→ EXERCISE BRIEF: The records below are to be restated word for word, with their images omitted.

** Opening DATASET ENTRIES block **

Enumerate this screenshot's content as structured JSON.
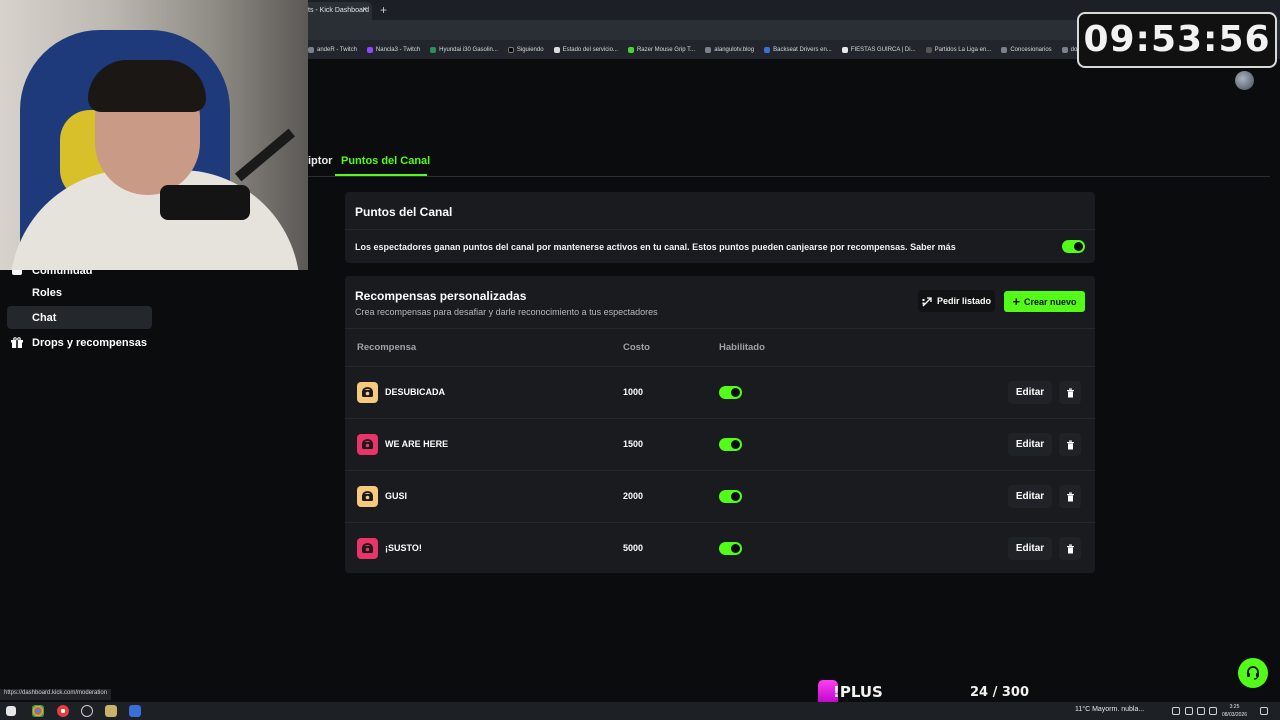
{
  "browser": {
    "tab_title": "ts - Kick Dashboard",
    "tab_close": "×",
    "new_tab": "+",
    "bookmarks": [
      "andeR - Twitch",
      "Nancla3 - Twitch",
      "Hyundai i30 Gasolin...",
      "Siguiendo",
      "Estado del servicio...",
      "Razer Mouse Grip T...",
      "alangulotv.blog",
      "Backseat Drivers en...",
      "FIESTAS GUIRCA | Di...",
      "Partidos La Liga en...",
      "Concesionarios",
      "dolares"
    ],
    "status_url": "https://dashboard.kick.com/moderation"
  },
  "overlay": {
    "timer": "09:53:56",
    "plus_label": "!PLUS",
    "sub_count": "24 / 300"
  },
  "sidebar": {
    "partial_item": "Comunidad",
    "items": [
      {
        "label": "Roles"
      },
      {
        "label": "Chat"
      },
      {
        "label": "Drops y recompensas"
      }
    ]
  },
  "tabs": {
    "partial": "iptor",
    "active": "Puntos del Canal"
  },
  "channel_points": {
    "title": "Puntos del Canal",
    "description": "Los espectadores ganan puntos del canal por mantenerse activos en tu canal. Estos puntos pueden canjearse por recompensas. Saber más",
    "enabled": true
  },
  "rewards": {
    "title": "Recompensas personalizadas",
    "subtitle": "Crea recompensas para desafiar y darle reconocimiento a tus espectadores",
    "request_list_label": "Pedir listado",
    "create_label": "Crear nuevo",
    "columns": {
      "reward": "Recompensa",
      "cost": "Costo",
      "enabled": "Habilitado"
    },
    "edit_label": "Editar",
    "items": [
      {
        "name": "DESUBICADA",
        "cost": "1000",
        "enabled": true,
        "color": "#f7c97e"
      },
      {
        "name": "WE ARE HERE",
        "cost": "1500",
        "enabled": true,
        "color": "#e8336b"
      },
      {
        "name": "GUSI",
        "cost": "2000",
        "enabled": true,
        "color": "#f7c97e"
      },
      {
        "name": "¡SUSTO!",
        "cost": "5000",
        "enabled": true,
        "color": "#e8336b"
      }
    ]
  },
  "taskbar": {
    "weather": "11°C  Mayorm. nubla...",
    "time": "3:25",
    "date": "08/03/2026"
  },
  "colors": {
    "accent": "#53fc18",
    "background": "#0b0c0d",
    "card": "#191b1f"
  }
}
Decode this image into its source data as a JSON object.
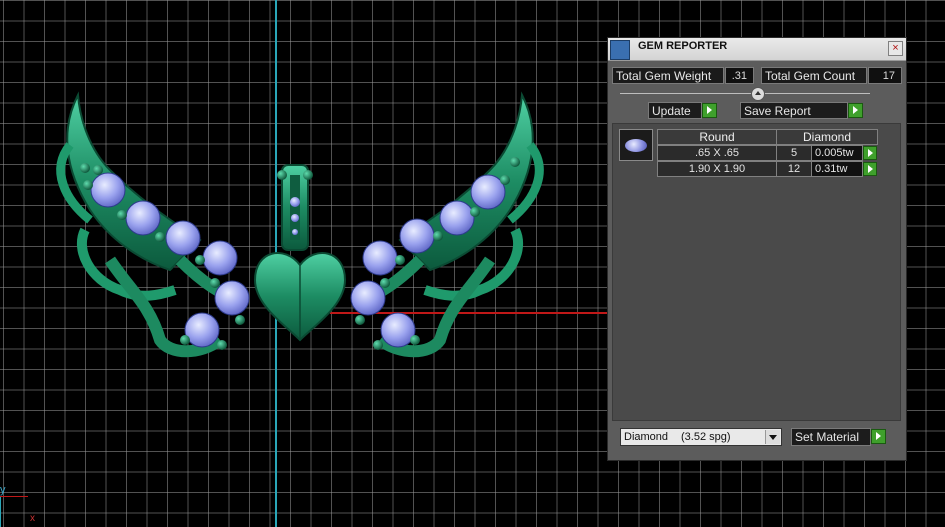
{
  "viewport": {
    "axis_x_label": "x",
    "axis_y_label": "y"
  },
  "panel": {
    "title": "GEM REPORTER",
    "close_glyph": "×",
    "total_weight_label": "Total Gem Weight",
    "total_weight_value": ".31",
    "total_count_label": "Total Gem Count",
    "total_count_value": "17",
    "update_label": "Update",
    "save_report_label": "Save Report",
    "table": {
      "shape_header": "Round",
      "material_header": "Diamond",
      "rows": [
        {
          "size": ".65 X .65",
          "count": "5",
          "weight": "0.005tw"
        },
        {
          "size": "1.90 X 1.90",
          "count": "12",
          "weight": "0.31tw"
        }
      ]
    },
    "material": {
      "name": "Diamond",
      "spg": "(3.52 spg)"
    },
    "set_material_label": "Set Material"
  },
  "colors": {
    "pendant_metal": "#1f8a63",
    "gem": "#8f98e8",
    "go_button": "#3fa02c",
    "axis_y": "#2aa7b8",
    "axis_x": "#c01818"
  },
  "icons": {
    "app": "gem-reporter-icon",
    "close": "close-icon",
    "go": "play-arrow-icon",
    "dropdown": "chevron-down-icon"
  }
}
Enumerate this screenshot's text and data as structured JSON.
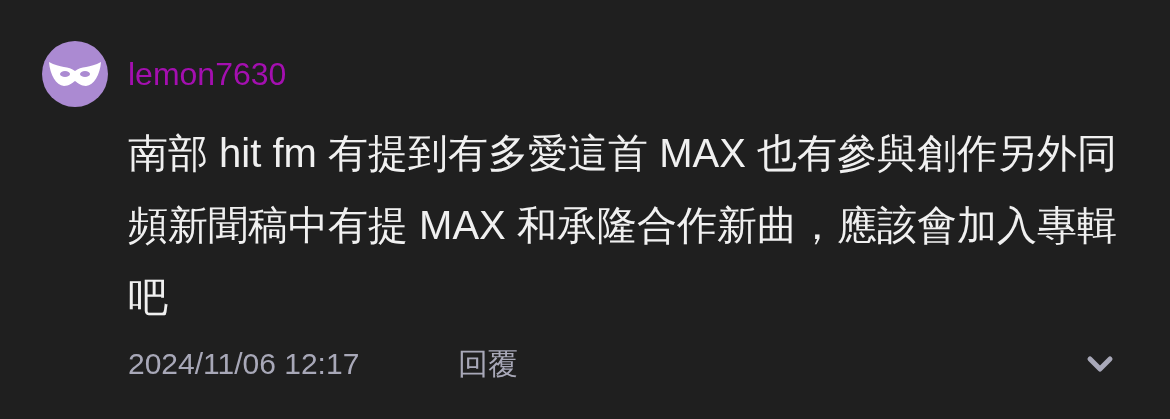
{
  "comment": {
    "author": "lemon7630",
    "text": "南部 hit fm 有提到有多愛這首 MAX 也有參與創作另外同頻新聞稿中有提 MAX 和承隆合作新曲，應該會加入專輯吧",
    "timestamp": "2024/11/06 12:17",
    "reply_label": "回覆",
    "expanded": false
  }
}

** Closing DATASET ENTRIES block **

→ EXERCISE RESULT:
Enumerate this screenshot's content as structured JSON.
{
  "browser": {
    "tab_title": "ts - Kick Dashboard",
    "tab_close": "×",
    "new_tab": "+",
    "bookmarks": [
      "andeR - Twitch",
      "Nancla3 - Twitch",
      "Hyundai i30 Gasolin...",
      "Siguiendo",
      "Estado del servicio...",
      "Razer Mouse Grip T...",
      "alangulotv.blog",
      "Backseat Drivers en...",
      "FIESTAS GUIRCA | Di...",
      "Partidos La Liga en...",
      "Concesionarios",
      "dolares"
    ],
    "status_url": "https://dashboard.kick.com/moderation"
  },
  "overlay": {
    "timer": "09:53:56",
    "plus_label": "!PLUS",
    "sub_count": "24 / 300"
  },
  "sidebar": {
    "partial_item": "Comunidad",
    "items": [
      {
        "label": "Roles"
      },
      {
        "label": "Chat"
      },
      {
        "label": "Drops y recompensas"
      }
    ]
  },
  "tabs": {
    "partial": "iptor",
    "active": "Puntos del Canal"
  },
  "channel_points": {
    "title": "Puntos del Canal",
    "description": "Los espectadores ganan puntos del canal por mantenerse activos en tu canal. Estos puntos pueden canjearse por recompensas. Saber más",
    "enabled": true
  },
  "rewards": {
    "title": "Recompensas personalizadas",
    "subtitle": "Crea recompensas para desafiar y darle reconocimiento a tus espectadores",
    "request_list_label": "Pedir listado",
    "create_label": "Crear nuevo",
    "columns": {
      "reward": "Recompensa",
      "cost": "Costo",
      "enabled": "Habilitado"
    },
    "edit_label": "Editar",
    "items": [
      {
        "name": "DESUBICADA",
        "cost": "1000",
        "enabled": true,
        "color": "#f7c97e"
      },
      {
        "name": "WE ARE HERE",
        "cost": "1500",
        "enabled": true,
        "color": "#e8336b"
      },
      {
        "name": "GUSI",
        "cost": "2000",
        "enabled": true,
        "color": "#f7c97e"
      },
      {
        "name": "¡SUSTO!",
        "cost": "5000",
        "enabled": true,
        "color": "#e8336b"
      }
    ]
  },
  "taskbar": {
    "weather": "11°C  Mayorm. nubla...",
    "time": "3:25",
    "date": "08/03/2026"
  },
  "colors": {
    "accent": "#53fc18",
    "background": "#0b0c0d",
    "card": "#191b1f"
  }
}
Decode this image into its source data as a JSON object.
{
  "viewport": {
    "axis_x_label": "x",
    "axis_y_label": "y"
  },
  "panel": {
    "title": "GEM REPORTER",
    "close_glyph": "×",
    "total_weight_label": "Total Gem Weight",
    "total_weight_value": ".31",
    "total_count_label": "Total Gem Count",
    "total_count_value": "17",
    "update_label": "Update",
    "save_report_label": "Save Report",
    "table": {
      "shape_header": "Round",
      "material_header": "Diamond",
      "rows": [
        {
          "size": ".65 X .65",
          "count": "5",
          "weight": "0.005tw"
        },
        {
          "size": "1.90 X 1.90",
          "count": "12",
          "weight": "0.31tw"
        }
      ]
    },
    "material": {
      "name": "Diamond",
      "spg": "(3.52 spg)"
    },
    "set_material_label": "Set Material"
  },
  "colors": {
    "pendant_metal": "#1f8a63",
    "gem": "#8f98e8",
    "go_button": "#3fa02c",
    "axis_y": "#2aa7b8",
    "axis_x": "#c01818"
  },
  "icons": {
    "app": "gem-reporter-icon",
    "close": "close-icon",
    "go": "play-arrow-icon",
    "dropdown": "chevron-down-icon"
  }
}
Enumerate this screenshot's text and data as structured JSON.
{
  "comment": {
    "author": "lemon7630",
    "text": "南部 hit fm 有提到有多愛這首 MAX 也有參與創作另外同頻新聞稿中有提 MAX 和承隆合作新曲，應該會加入專輯吧",
    "timestamp": "2024/11/06 12:17",
    "reply_label": "回覆",
    "expanded": false
  }
}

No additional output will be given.